*TASK PROMPT*. Lines that include "Edition" make up the answer; copy all of them from the data below.

>>>

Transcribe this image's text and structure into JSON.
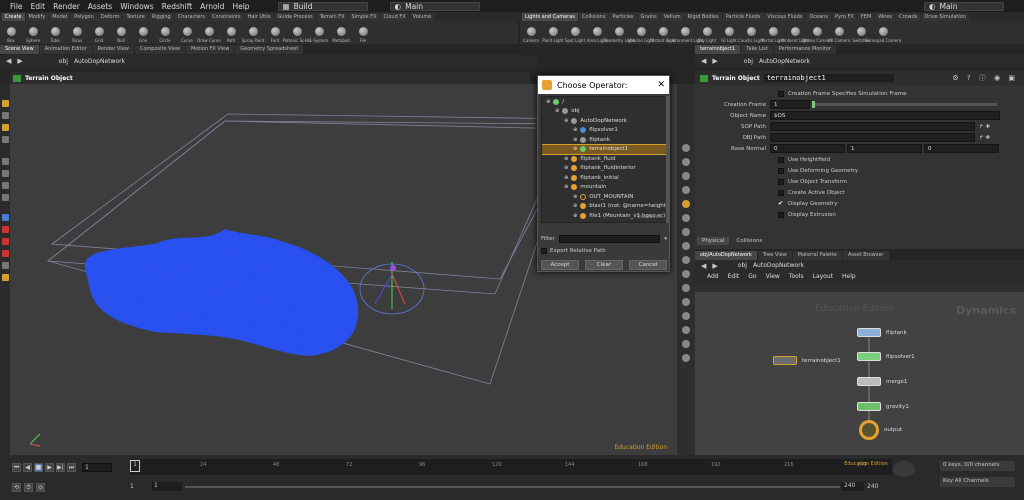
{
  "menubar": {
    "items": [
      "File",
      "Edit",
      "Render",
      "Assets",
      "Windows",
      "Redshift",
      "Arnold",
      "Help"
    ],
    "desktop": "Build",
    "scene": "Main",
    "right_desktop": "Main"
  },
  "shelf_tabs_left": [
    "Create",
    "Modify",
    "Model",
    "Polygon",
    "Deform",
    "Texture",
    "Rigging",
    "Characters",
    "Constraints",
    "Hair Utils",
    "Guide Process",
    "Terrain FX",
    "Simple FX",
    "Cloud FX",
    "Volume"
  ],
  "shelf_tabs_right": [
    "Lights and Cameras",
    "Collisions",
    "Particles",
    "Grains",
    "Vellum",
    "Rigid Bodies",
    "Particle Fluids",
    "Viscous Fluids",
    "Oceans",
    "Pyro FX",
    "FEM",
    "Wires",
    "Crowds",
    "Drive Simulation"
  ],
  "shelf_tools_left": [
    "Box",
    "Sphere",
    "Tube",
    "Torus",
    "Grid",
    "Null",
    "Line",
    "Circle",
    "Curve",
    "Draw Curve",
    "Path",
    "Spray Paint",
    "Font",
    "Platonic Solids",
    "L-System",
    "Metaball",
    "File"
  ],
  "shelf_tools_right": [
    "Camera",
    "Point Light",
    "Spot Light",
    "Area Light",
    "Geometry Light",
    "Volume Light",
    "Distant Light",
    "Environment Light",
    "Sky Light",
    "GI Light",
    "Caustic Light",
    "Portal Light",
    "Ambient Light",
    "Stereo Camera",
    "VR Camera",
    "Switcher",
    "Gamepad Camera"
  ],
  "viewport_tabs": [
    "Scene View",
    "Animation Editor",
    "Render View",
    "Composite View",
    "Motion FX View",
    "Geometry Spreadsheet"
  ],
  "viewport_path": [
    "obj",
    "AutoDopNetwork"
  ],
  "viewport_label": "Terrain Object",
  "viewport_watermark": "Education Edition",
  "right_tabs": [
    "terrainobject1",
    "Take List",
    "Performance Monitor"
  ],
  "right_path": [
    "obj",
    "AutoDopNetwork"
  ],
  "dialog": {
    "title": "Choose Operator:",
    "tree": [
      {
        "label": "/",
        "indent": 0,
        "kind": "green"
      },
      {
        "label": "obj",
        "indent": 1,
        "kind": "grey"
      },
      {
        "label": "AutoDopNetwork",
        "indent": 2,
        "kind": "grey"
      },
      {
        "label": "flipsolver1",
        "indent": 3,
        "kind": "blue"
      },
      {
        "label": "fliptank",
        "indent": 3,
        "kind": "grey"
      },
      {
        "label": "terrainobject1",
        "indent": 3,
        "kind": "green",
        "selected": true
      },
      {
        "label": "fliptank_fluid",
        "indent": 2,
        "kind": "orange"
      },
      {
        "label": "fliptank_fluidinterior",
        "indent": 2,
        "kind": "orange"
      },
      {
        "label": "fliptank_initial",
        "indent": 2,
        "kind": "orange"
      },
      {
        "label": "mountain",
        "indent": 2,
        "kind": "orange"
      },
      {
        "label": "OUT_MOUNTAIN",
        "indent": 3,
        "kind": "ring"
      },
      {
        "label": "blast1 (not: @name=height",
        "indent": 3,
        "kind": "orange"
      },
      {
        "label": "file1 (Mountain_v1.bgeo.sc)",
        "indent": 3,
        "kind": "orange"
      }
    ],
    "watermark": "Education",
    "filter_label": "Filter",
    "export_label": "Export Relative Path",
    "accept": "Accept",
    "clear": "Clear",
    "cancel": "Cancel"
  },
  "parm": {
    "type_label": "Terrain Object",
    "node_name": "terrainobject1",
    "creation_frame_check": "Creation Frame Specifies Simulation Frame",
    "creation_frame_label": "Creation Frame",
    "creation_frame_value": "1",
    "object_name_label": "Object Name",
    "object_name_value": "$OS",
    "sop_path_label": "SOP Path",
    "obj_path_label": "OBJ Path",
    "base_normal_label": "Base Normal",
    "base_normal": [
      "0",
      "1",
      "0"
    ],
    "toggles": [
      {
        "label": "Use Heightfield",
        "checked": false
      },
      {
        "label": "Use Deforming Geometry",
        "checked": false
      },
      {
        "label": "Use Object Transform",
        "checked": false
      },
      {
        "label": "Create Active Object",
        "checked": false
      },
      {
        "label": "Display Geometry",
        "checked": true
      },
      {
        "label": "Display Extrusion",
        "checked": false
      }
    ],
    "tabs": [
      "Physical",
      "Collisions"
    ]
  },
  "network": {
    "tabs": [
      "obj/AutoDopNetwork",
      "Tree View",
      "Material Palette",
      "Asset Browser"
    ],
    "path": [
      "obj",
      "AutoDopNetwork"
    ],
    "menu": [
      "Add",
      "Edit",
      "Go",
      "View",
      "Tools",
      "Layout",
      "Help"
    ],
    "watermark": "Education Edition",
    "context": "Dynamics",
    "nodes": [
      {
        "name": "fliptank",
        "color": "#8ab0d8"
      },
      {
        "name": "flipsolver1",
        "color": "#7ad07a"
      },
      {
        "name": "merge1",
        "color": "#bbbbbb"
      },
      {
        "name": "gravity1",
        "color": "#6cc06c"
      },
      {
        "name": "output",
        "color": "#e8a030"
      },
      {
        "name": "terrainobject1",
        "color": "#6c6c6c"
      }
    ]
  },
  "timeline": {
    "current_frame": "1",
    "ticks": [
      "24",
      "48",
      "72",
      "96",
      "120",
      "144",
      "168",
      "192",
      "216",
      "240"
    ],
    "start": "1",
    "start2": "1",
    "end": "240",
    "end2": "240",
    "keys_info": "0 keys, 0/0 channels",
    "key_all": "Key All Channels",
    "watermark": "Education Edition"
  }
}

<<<

*EXPECTED OUTPUT*.
  "viewport_watermark": "Education Edition",
    "watermark": "Education Edition",
    "watermark": "Education Edition"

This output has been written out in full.